▶

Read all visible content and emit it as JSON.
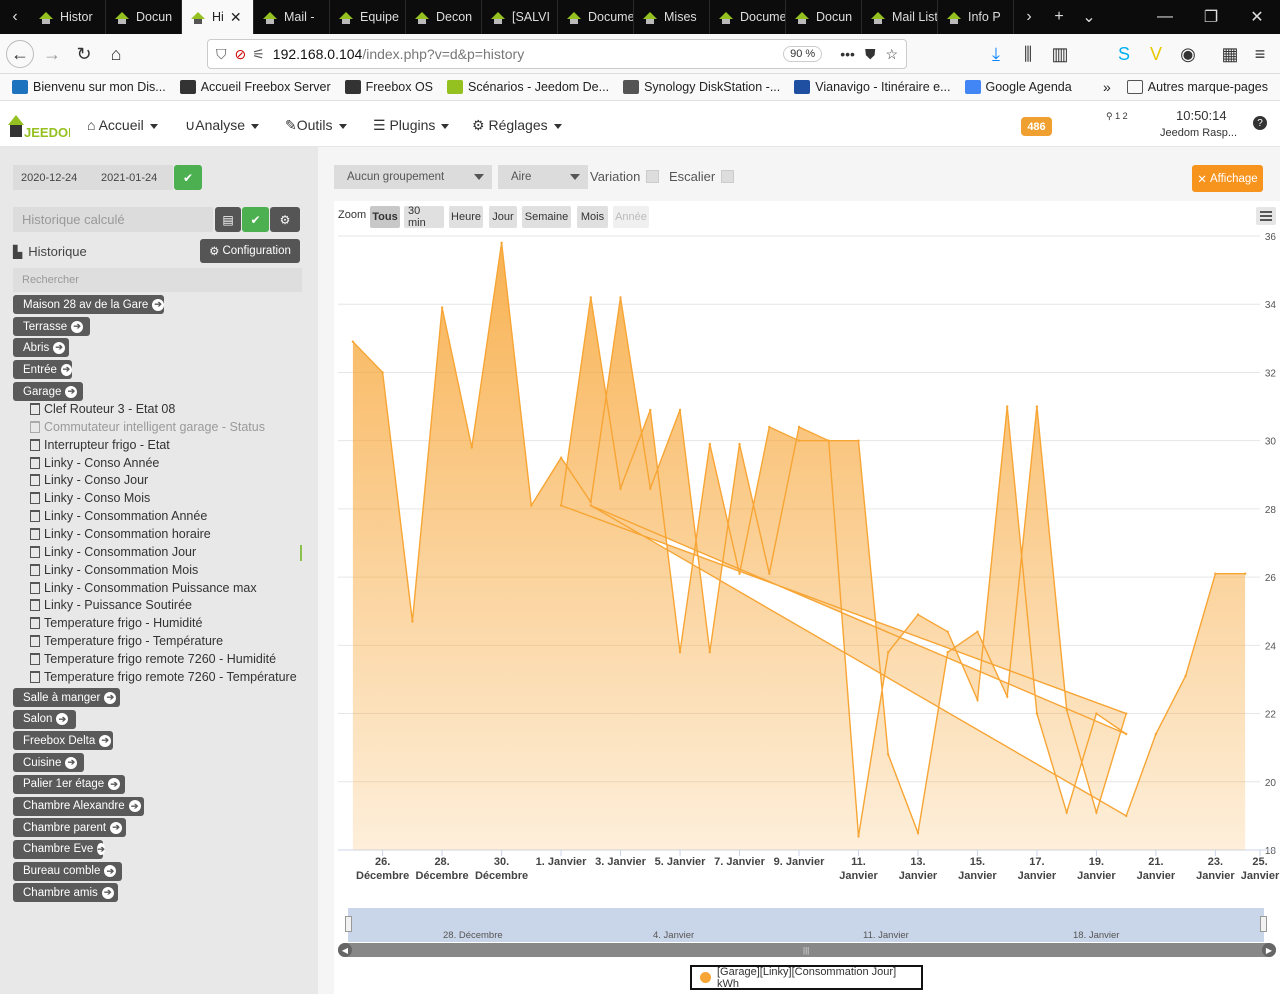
{
  "browser": {
    "tabs": [
      {
        "label": "Histor"
      },
      {
        "label": "Docun"
      },
      {
        "label": "Hi",
        "active": true
      },
      {
        "label": "Mail -"
      },
      {
        "label": "Equipe"
      },
      {
        "label": "Decon"
      },
      {
        "label": "[SALVI"
      },
      {
        "label": "Document"
      },
      {
        "label": "Mises"
      },
      {
        "label": "Document"
      },
      {
        "label": "Docun"
      },
      {
        "label": "Mail Listen"
      },
      {
        "label": "Info P"
      }
    ],
    "url_host": "192.168.0.104",
    "url_path": "/index.php?v=d&p=history",
    "zoom": "90 %",
    "bookmarks": [
      {
        "label": "Bienvenu sur mon Dis...",
        "icon": "dsm-icon"
      },
      {
        "label": "Accueil Freebox Server",
        "icon": "freebox-icon"
      },
      {
        "label": "Freebox OS",
        "icon": "freebox-icon"
      },
      {
        "label": "Scénarios - Jeedom De...",
        "icon": "jeedom-icon"
      },
      {
        "label": "Synology DiskStation -...",
        "icon": "globe-icon"
      },
      {
        "label": "Vianavigo - Itinéraire e...",
        "icon": "arrow-icon"
      },
      {
        "label": "Google Agenda",
        "icon": "google-icon"
      }
    ],
    "other_bookmarks": "Autres marque-pages"
  },
  "header": {
    "logo": "JEEDOM",
    "menus": [
      "Accueil",
      "Analyse",
      "Outils",
      "Plugins",
      "Réglages"
    ],
    "badge": "486",
    "time": "10:50:14",
    "host": "Jeedom Rasp...",
    "counters": "1  2"
  },
  "left": {
    "date_start": "2020-12-24",
    "date_end": "2021-01-24",
    "calc_placeholder": "Historique calculé",
    "history_title": "Historique",
    "config_button": "Configuration",
    "search_placeholder": "Rechercher",
    "objects_top": [
      "Maison 28 av de la Gare",
      "Terrasse",
      "Abris",
      "Entrée",
      "Garage"
    ],
    "commands": [
      {
        "label": "Clef Routeur 3 - Etat 08",
        "dim": false
      },
      {
        "label": "Commutateur intelligent garage - Status",
        "dim": true
      },
      {
        "label": "Interrupteur frigo - Etat",
        "dim": false
      },
      {
        "label": "Linky - Conso Année",
        "dim": false
      },
      {
        "label": "Linky - Conso Jour",
        "dim": false
      },
      {
        "label": "Linky - Conso Mois",
        "dim": false
      },
      {
        "label": "Linky - Consommation Année",
        "dim": false
      },
      {
        "label": "Linky - Consommation horaire",
        "dim": false
      },
      {
        "label": "Linky - Consommation Jour",
        "dim": false
      },
      {
        "label": "Linky - Consommation Mois",
        "dim": false
      },
      {
        "label": "Linky - Consommation Puissance max",
        "dim": false
      },
      {
        "label": "Linky - Puissance Soutirée",
        "dim": false
      },
      {
        "label": "Temperature frigo - Humidité",
        "dim": false
      },
      {
        "label": "Temperature frigo - Température",
        "dim": false
      },
      {
        "label": "Temperature frigo remote 7260 - Humidité",
        "dim": false
      },
      {
        "label": "Temperature frigo remote 7260 - Température",
        "dim": false
      }
    ],
    "objects_bottom": [
      "Salle à manger",
      "Salon",
      "Freebox Delta",
      "Cuisine",
      "Palier 1er étage",
      "Chambre Alexandre",
      "Chambre parent",
      "Chambre Eve",
      "Bureau comble",
      "Chambre amis"
    ]
  },
  "toolbar": {
    "grouping": "Aucun groupement",
    "chart_type": "Aire",
    "variation": "Variation",
    "stairs": "Escalier",
    "affichage": "Affichage"
  },
  "zoom": {
    "label": "Zoom",
    "buttons": [
      "Tous",
      "30 min",
      "Heure",
      "Jour",
      "Semaine",
      "Mois",
      "Année"
    ],
    "selected": "Tous",
    "disabled": "Année"
  },
  "chart_data": {
    "type": "area",
    "color": "#f7a535",
    "ylim": [
      18,
      36
    ],
    "yticks": [
      18,
      20,
      22,
      24,
      26,
      28,
      30,
      32,
      34,
      36
    ],
    "xlim": [
      0,
      31
    ],
    "xticks": [
      {
        "x": 1.5,
        "l1": "26.",
        "l2": "Décembre"
      },
      {
        "x": 3.5,
        "l1": "28.",
        "l2": "Décembre"
      },
      {
        "x": 5.5,
        "l1": "30.",
        "l2": "Décembre"
      },
      {
        "x": 7.5,
        "l1": "1. Janvier",
        "l2": ""
      },
      {
        "x": 9.5,
        "l1": "3. Janvier",
        "l2": ""
      },
      {
        "x": 11.5,
        "l1": "5. Janvier",
        "l2": ""
      },
      {
        "x": 13.5,
        "l1": "7. Janvier",
        "l2": ""
      },
      {
        "x": 15.5,
        "l1": "9. Janvier",
        "l2": ""
      },
      {
        "x": 17.5,
        "l1": "11.",
        "l2": "Janvier"
      },
      {
        "x": 19.5,
        "l1": "13.",
        "l2": "Janvier"
      },
      {
        "x": 21.5,
        "l1": "15.",
        "l2": "Janvier"
      },
      {
        "x": 23.5,
        "l1": "17.",
        "l2": "Janvier"
      },
      {
        "x": 25.5,
        "l1": "19.",
        "l2": "Janvier"
      },
      {
        "x": 27.5,
        "l1": "21.",
        "l2": "Janvier"
      },
      {
        "x": 29.5,
        "l1": "23.",
        "l2": "Janvier"
      },
      {
        "x": 31.0,
        "l1": "25.",
        "l2": "Janvier"
      }
    ],
    "series": [
      {
        "name": "[Garage][Linky][Consommation Jour] kWh",
        "x": [
          0.5,
          1.5,
          2.5,
          3.5,
          4.5,
          5.5,
          6.5,
          7.5,
          8.5,
          9.5,
          10.5,
          11.5,
          12.5,
          13.5,
          14.5,
          15.5,
          16.5,
          17.5,
          18.5,
          19.5,
          20.5,
          21.5,
          22.5,
          23.5,
          24.5,
          25.5,
          26.5,
          7.5,
          8.5,
          9.5,
          10.5,
          11.5,
          12.5,
          13.5,
          14.5,
          15.5,
          16.5,
          17.5,
          18.5,
          19.5,
          20.5,
          21.5,
          22.5,
          23.5,
          24.5,
          25.5,
          26.5,
          8.5,
          26.5,
          27.5,
          28.5,
          29.5,
          30.5
        ],
        "y": [
          32.9,
          32.0,
          24.7,
          33.9,
          29.8,
          35.8,
          28.1,
          29.5,
          28.2,
          34.2,
          28.6,
          30.9,
          23.8,
          29.9,
          26.1,
          30.4,
          30.0,
          30.0,
          20.8,
          18.5,
          23.8,
          24.4,
          22.5,
          31.0,
          22.1,
          19.1,
          22.0,
          28.1,
          34.2,
          28.6,
          30.9,
          23.8,
          29.9,
          26.1,
          30.4,
          30.0,
          30.0,
          18.4,
          23.8,
          24.9,
          24.4,
          22.4,
          31.0,
          22.0,
          19.1,
          22.0,
          21.4,
          28.1,
          19.0,
          21.4,
          23.1,
          26.1,
          26.1
        ]
      }
    ]
  },
  "navigator": {
    "labels": [
      "28. Décembre",
      "4. Janvier",
      "11. Janvier",
      "18. Janvier"
    ]
  },
  "legend": {
    "label": "[Garage][Linky][Consommation Jour] kWh"
  }
}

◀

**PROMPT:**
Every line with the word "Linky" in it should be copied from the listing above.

**WRITTEN SOLUTION:**
        "label": "Linky - Conso Année",
        "label": "Linky - Conso Jour",
        "label": "Linky - Conso Mois",
        "label": "Linky - Consommation Année",
        "label": "Linky - Consommation horaire",
        "label": "Linky - Consommation Jour",
        "label": "Linky - Consommation Mois",
        "label": "Linky - Consommation Puissance max",
        "label": "Linky - Puissance Soutirée",
        "name": "[Garage][Linky][Consommation Jour] kWh",
    "label": "[Garage][Linky][Consommation Jour] kWh"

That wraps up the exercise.